Modi govt plans to constitutionally aggrandise the office of the lieutenant governor of Delhi at the expense of the elected CM of the UT
The Narendra Modi government plans to constitutionally aggrandise the office of the lieutenant governor of Delhi at the expense of the elected chief minister of the Union Territory. A proposed amendment to the National Capital Territory of Delhi Act, 1993 in this regard was moved in Parliament earlier this week.
Under the proposed scheme, the “Government of Delhi” would mean the L-G. This is a denigration of the existing arrangement under which the UT elects an Assembly whose leader assumes the office of chief minister and heads a council of ministers appointed by him, which constitutes the apex of the elected government.
The L-G, who is the representative of the Centre, functions under the advice of the council of ministers. The remit of the holder of this office is restricted to the three portfolios of land, police, and public order, which are the domain of the Union. In the UT’s wider administration — covering, for instance, fields such as education, health, power, water, transport, finance, general administration — it is the writ of the elected government that runs, barring municipal governance which comes under the Municipal Council Of Delhi (MCD) which has been partitioned into three geographical units.
The proposed change in law introduced by the Modi government will effectively render the Arvind Kejriwal government superfluous, practically reducing the present Delhi Assembly — which was brought into existence in 1993 under the NCT Act- to a nullity.
For all practical purposes this amounts to giving Delhi the Kashmir treatment. J&K was reduced from a full-fledged state to a UT. Delhi is being degraded from being a UT with an elected Assembly to one — which — for now — will have an Assembly that has been neutered. It will no longer throw up a government elected by the people. In a way, this takes us to British colonial times when the Viceroy, representing the Crown, held superior powers to that of an elected government in the post-1935 period.

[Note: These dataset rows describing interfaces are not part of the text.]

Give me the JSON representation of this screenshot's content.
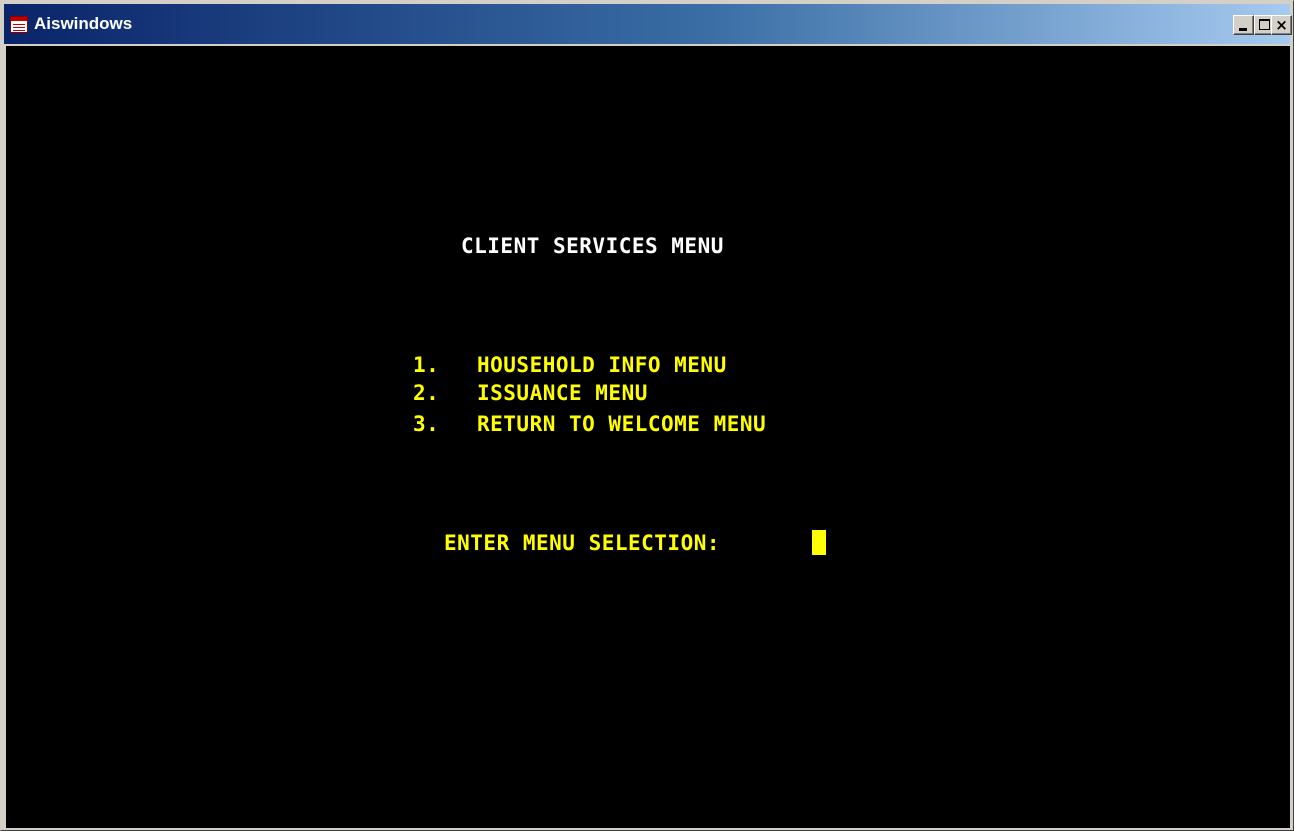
{
  "window": {
    "title": "Aiswindows",
    "controls": {
      "minimize": "minimize",
      "maximize": "maximize",
      "close": "×"
    }
  },
  "screen": {
    "heading": "CLIENT SERVICES MENU",
    "menu_items": [
      {
        "number": "1.",
        "label": "HOUSEHOLD INFO MENU"
      },
      {
        "number": "2.",
        "label": "ISSUANCE MENU"
      },
      {
        "number": "3.",
        "label": "RETURN TO WELCOME MENU"
      }
    ],
    "prompt": "ENTER MENU SELECTION:",
    "input_value": ""
  },
  "colors": {
    "background": "#000000",
    "heading": "#ffffff",
    "menu_text": "#ffff00",
    "cursor": "#ffff00"
  }
}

To recall history, from 1952-56, Delhi had an elected Assembly and was a state. This was a time when the idea of state boundaries was evolving. The national capital was made a UT in 1956 under the States Reorganisation Act, but did not have an Assembly. The elected Assembly came in 1993 through the NCT Act and Delhi became partially a state.
Since the national government, Parliament, and diplomatic missions were located in the territory of Delhi, it was understandable, for practical reasons, that the Union should seek to have land, police and public order under its direct authority, as is the case with Washington DC and Canberra.
Occasionally, there was confusion over the question of authority — even minor friction — between the elected government of the UT and the Union, but this was nothing that wasn’t sorted out without fuss.
Former chief minister Sheila Dikshit won three elected terms and had little difficulty negotiating her way with BJP as well as Congress governments at the Centre. In contrast, current CM Kejriwal has given the impression of being calculatedly combative in order to enhance his popularity. For its part, the Modi government too, exploiting its control over the police and the all-India services, has played rough with the elected government. But political relationship between parties governing the Centre and the UT must not be permitted to diminish the constitutional status and institutional integrity of geographies.